Background: Children with callous-unemotional (CU) traits may have a particularly malevolent view of social conflicts and a pervasive insensitivity to others' distress. The current study examined whether children with CU traits have unique expectations and values regarding the consequences of aggressive conflicts and a ubiquitous lack of concern for others' feelings independent of co-occurring aggression. Methods: Participants were 96 (46 males, 50 females) children recruited from elementary schools within an urban city. Associations between CU traits and child reports of outcome expectancies/values following aggressive conflicts and facets of empathy were examined after controlling for aggression, academic abilities, and demographic covariates. Results: Children with higher CU traits were less likely to expect that aggression would result in victim suffering and feelings of remorse. After controlling for co-occurring aggression, children with higher CU traits were more likely to expect that aggression would result in peer dominance, while children with higher levels of aggression were more likely to expect that attacking others would reduce their aversive behavior. Children with higher CU traits were less concerned that aggressive behavior would result in punishment, victim suffering, and feelings of remorse. Moreover, children with higher CU traits reported lower levels of empathetic concern and sadness in response to others' distress outside of aggressive conflicts. Conclusions: Children with CU traits tend to minimize the extent to which aggression causes victim suffering and openly acknowledge caring less about distress and suffering in others. They are less intimidated by the possibility of being punished for aggressive behavior and tend to view aggression as an effective means for dominating others. In sum, children with CU traits have a particularly malicious social schema that may be difficult to change using conventional treatment methods.
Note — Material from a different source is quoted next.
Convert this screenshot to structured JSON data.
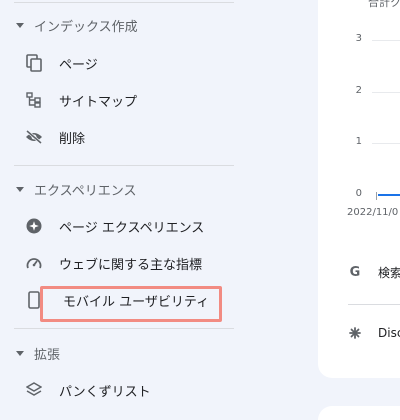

|Number of pages
|Journal of Child Psychology and Psychiatry and Allied Disciplines
|Published - Mar 2012
ASJC Scopus subject areas
- Pediatrics, Perinatology, and Child Health
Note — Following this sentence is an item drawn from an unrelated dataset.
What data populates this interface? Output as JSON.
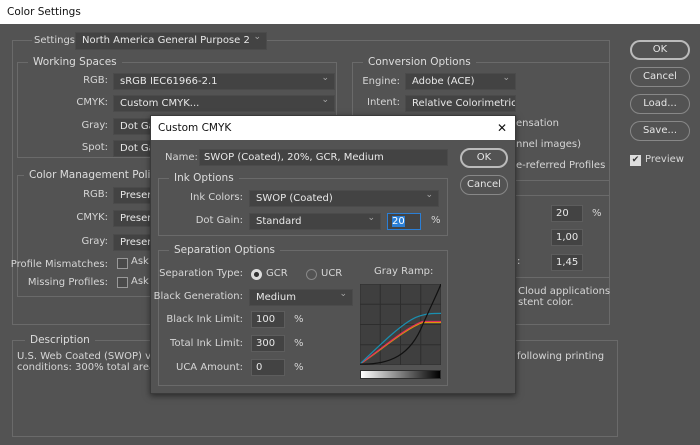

- Developmental and Educational Psychology
- Psychiatry and Mental health